Panacea Adviser has called for greater financial protection for intermediaries as the regulator sets its sights on regulated companies’ balance-sheet strength.
Derek Bradley, chief executive of Panacea Adviser, said the adviser market was the “weakest part of the financial services world” when it came to capital adequacy and financial resilience, due to the fact it was in the crosshairs when it came to consumer redress.
He said the current framework meant providers were not responsible for the products they created, meaning the lion’s share of responsibility in terms of redress fell to advisers.
Mr Bradley said: “The bulk of distribution of the products has been through the intermediary channel. By doing this, the product provider has in effect aggregated responsibility to the adviser firm because they are the ones giving the advice.
“The vast majority of advice firms are small to medium-sized firms which are required to have just £20,000 of capital adequacy. Just a couple of hits could send them over the edge.”
Mr Bradley’s warning came as the regulator is to probe the impact of the coronavirus crisis on advice companies’ finances.

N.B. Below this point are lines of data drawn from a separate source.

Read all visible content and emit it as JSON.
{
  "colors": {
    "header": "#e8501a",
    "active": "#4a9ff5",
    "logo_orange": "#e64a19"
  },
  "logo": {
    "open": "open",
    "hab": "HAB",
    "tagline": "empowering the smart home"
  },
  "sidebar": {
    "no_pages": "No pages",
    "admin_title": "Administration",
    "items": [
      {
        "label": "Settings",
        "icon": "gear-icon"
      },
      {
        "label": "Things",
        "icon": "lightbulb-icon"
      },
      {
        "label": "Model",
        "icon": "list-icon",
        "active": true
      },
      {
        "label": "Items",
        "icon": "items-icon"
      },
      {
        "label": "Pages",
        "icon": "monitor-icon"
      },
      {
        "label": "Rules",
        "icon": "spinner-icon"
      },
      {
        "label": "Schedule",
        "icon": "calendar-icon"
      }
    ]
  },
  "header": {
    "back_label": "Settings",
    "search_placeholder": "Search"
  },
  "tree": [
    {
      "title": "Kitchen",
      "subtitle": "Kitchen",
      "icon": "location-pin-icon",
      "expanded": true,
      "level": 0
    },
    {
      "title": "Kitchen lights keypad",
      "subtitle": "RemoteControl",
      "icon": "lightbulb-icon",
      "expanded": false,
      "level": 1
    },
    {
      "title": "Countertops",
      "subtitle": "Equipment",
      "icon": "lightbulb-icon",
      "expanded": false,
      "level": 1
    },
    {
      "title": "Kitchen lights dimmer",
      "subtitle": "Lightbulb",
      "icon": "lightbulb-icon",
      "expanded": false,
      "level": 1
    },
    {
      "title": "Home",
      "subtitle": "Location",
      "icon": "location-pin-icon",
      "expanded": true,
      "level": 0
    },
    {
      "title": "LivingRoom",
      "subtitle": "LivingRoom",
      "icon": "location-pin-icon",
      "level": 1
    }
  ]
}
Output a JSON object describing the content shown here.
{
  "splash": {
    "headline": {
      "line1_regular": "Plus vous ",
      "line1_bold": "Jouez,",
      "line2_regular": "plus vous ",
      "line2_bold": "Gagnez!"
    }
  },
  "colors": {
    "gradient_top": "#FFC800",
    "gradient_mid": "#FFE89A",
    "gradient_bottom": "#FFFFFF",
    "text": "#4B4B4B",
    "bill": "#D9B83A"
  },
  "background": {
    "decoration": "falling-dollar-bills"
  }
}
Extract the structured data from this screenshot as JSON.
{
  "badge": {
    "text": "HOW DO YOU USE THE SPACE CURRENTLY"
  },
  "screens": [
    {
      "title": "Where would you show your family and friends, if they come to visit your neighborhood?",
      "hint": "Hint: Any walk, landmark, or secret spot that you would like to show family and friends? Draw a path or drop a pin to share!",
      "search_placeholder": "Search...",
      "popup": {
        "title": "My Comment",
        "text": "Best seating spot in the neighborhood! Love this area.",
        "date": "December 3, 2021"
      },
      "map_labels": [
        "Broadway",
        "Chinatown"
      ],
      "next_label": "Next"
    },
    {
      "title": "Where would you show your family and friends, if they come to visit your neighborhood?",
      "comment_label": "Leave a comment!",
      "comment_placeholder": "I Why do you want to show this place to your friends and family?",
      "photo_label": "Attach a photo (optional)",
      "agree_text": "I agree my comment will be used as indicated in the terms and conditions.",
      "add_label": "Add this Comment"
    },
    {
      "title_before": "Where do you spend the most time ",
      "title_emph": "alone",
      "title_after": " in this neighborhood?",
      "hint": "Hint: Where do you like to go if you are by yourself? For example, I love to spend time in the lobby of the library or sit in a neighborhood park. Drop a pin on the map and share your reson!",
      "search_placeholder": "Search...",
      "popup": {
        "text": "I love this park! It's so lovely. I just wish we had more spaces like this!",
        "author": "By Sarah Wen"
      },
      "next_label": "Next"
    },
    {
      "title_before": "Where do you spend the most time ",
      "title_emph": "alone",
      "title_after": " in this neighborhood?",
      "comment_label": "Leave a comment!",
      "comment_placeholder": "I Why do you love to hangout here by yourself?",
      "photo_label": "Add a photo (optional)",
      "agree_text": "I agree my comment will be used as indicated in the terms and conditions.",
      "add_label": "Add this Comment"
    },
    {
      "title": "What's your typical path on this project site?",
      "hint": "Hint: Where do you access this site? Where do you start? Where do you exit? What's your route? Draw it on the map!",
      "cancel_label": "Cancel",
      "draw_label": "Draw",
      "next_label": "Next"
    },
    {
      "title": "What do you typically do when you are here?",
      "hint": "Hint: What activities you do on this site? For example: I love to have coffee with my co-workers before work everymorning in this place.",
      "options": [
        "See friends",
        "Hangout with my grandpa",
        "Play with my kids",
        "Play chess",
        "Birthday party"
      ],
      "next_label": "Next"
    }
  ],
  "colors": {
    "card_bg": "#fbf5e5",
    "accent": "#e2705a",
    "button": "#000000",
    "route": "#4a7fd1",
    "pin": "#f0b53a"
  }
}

Last week, FTAdviser revealed the Financial Conduct Authority was carrying out a survey to determine how financially resilient advisers had been in the face of the coronavirus pandemic.
The survey asked advisers detailed questions about their income and how much they expected to lose, if any, as a result of the knock-on effects of the pandemic.
Speaking at Pimfa’s online conference last week, Megan Butler, the regulator’s executive director of supervision – investment, wholesale and specialist, said one of the key reasons the FCA was doing the survey was to get a “really strong sense” of the financial wellbeing of the adviser industry.
She added: “A great deal of work we are doing at a practical level [is] to try to size what the [Financial Services Compensation Scheme] pipeline might look like, so we can think about how we can avoid very lumpy bills.”
Ms Butler also said the FCA would look at how it could “potentially develop” a different way of thinking about fee collection so advisers did not get hit with “unexpectedly large bills”.
Panacea Adviser’s Mr Bradley said one of the ways to mitigate the financial pressure caused by potential redress on advice companies was for products to become regulated and “certified”.
Within this framework, the regulator would ‘tick off’ products suitable for a range of people – the intention being that, were regulation to change and a given product no longer being deemed suitable, advisers could not be hit with historic advice claims.
It would also present the investor or consumer with a list of checklists to sign that ensure the investor understood the nature of the investment and the risk involved. This would protect the investor against bad advice – if they disagreed with the statements set out about the product – and protect good advisers from many ‘insistent client’ claims.